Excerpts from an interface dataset
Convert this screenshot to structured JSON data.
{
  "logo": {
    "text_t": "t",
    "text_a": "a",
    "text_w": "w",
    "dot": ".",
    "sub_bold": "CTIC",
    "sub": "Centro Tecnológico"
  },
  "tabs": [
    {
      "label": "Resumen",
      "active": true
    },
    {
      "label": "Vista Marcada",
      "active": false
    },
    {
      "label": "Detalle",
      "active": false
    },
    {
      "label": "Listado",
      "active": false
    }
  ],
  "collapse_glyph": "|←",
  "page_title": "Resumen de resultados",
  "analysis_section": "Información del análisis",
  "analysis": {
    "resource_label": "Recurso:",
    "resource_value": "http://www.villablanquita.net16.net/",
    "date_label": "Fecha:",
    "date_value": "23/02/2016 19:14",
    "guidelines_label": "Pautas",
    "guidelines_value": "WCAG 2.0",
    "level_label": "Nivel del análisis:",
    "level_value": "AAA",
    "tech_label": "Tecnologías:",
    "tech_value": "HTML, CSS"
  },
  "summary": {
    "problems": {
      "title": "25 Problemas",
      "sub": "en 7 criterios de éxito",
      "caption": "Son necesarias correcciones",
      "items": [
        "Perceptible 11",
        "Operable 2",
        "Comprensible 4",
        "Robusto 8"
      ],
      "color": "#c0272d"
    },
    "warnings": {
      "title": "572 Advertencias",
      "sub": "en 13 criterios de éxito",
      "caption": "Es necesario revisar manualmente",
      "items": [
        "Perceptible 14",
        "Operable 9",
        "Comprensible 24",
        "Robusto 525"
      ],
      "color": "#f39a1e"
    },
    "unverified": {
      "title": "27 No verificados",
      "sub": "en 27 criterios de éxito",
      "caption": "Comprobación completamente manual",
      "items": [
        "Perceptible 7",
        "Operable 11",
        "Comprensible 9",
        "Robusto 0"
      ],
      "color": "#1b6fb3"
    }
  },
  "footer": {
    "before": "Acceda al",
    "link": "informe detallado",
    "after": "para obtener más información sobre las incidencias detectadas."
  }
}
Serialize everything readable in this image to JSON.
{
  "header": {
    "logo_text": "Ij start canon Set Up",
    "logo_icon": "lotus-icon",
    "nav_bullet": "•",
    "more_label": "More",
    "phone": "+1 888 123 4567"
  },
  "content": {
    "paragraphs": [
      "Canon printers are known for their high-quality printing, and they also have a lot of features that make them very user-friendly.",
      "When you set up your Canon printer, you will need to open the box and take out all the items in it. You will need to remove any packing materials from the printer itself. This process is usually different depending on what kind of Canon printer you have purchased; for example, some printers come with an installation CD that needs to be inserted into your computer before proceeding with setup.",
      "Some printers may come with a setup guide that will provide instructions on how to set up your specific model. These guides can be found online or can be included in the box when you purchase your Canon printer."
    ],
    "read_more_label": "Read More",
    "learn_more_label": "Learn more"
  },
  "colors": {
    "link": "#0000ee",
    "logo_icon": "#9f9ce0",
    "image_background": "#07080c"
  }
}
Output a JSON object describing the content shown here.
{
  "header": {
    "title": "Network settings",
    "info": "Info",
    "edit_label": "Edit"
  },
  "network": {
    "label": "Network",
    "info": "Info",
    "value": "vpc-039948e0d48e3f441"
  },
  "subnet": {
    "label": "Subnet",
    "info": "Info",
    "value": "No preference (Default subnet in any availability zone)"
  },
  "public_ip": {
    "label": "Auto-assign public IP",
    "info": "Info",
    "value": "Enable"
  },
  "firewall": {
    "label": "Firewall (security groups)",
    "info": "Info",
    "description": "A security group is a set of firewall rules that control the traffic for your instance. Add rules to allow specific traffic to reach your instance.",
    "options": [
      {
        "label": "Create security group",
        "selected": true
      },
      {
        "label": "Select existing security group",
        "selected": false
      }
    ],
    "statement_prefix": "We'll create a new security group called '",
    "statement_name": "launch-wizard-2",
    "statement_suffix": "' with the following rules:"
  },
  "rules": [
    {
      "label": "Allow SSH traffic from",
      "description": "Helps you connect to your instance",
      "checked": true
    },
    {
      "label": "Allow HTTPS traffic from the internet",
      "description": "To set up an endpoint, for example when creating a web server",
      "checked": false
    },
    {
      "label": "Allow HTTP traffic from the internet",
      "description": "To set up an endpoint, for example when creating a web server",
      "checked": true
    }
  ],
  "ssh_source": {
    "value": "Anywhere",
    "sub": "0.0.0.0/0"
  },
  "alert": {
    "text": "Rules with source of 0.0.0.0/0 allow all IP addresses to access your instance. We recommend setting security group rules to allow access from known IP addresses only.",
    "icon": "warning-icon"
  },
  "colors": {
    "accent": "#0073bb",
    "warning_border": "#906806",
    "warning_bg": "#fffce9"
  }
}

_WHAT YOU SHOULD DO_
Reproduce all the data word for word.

_ANSWER TO THIS TASK_
Convert this screenshot to structured JSON data.
{
  "logo": {
    "text_t": "t",
    "text_a": "a",
    "text_w": "w",
    "dot": ".",
    "sub_bold": "CTIC",
    "sub": "Centro Tecnológico"
  },
  "tabs": [
    {
      "label": "Resumen",
      "active": true
    },
    {
      "label": "Vista Marcada",
      "active": false
    },
    {
      "label": "Detalle",
      "active": false
    },
    {
      "label": "Listado",
      "active": false
    }
  ],
  "collapse_glyph": "|←",
  "page_title": "Resumen de resultados",
  "analysis_section": "Información del análisis",
  "analysis": {
    "resource_label": "Recurso:",
    "resource_value": "http://www.villablanquita.net16.net/",
    "date_label": "Fecha:",
    "date_value": "23/02/2016 19:14",
    "guidelines_label": "Pautas",
    "guidelines_value": "WCAG 2.0",
    "level_label": "Nivel del análisis:",
    "level_value": "AAA",
    "tech_label": "Tecnologías:",
    "tech_value": "HTML, CSS"
  },
  "summary": {
    "problems": {
      "title": "25 Problemas",
      "sub": "en 7 criterios de éxito",
      "caption": "Son necesarias correcciones",
      "items": [
        "Perceptible 11",
        "Operable 2",
        "Comprensible 4",
        "Robusto 8"
      ],
      "color": "#c0272d"
    },
    "warnings": {
      "title": "572 Advertencias",
      "sub": "en 13 criterios de éxito",
      "caption": "Es necesario revisar manualmente",
      "items": [
        "Perceptible 14",
        "Operable 9",
        "Comprensible 24",
        "Robusto 525"
      ],
      "color": "#f39a1e"
    },
    "unverified": {
      "title": "27 No verificados",
      "sub": "en 27 criterios de éxito",
      "caption": "Comprobación completamente manual",
      "items": [
        "Perceptible 7",
        "Operable 11",
        "Comprensible 9",
        "Robusto 0"
      ],
      "color": "#1b6fb3"
    }
  },
  "footer": {
    "before": "Acceda al",
    "link": "informe detallado",
    "after": "para obtener más información sobre las incidencias detectadas."
  }
}
Serialize everything readable in this image to JSON.
{
  "header": {
    "logo_text": "Ij start canon Set Up",
    "logo_icon": "lotus-icon",
    "nav_bullet": "•",
    "more_label": "More",
    "phone": "+1 888 123 4567"
  },
  "content": {
    "paragraphs": [
      "Canon printers are known for their high-quality printing, and they also have a lot of features that make them very user-friendly.",
      "When you set up your Canon printer, you will need to open the box and take out all the items in it. You will need to remove any packing materials from the printer itself. This process is usually different depending on what kind of Canon printer you have purchased; for example, some printers come with an installation CD that needs to be inserted into your computer before proceeding with setup.",
      "Some printers may come with a setup guide that will provide instructions on how to set up your specific model. These guides can be found online or can be included in the box when you purchase your Canon printer."
    ],
    "read_more_label": "Read More",
    "learn_more_label": "Learn more"
  },
  "colors": {
    "link": "#0000ee",
    "logo_icon": "#9f9ce0",
    "image_background": "#07080c"
  }
}
Output a JSON object describing the content shown here.
{
  "header": {
    "title": "Network settings",
    "info": "Info",
    "edit_label": "Edit"
  },
  "network": {
    "label": "Network",
    "info": "Info",
    "value": "vpc-039948e0d48e3f441"
  },
  "subnet": {
    "label": "Subnet",
    "info": "Info",
    "value": "No preference (Default subnet in any availability zone)"
  },
  "public_ip": {
    "label": "Auto-assign public IP",
    "info": "Info",
    "value": "Enable"
  },
  "firewall": {
    "label": "Firewall (security groups)",
    "info": "Info",
    "description": "A security group is a set of firewall rules that control the traffic for your instance. Add rules to allow specific traffic to reach your instance.",
    "options": [
      {
        "label": "Create security group",
        "selected": true
      },
      {
        "label": "Select existing security group",
        "selected": false
      }
    ],
    "statement_prefix": "We'll create a new security group called '",
    "statement_name": "launch-wizard-2",
    "statement_suffix": "' with the following rules:"
  },
  "rules": [
    {
      "label": "Allow SSH traffic from",
      "description": "Helps you connect to your instance",
      "checked": true
    },
    {
      "label": "Allow HTTPS traffic from the internet",
      "description": "To set up an endpoint, for example when creating a web server",
      "checked": false
    },
    {
      "label": "Allow HTTP traffic from the internet",
      "description": "To set up an endpoint, for example when creating a web server",
      "checked": true
    }
  ],
  "ssh_source": {
    "value": "Anywhere",
    "sub": "0.0.0.0/0"
  },
  "alert": {
    "text": "Rules with source of 0.0.0.0/0 allow all IP addresses to access your instance. We recommend setting security group rules to allow access from known IP addresses only.",
    "icon": "warning-icon"
  },
  "colors": {
    "accent": "#0073bb",
    "warning_border": "#906806",
    "warning_bg": "#fffce9"
  }
}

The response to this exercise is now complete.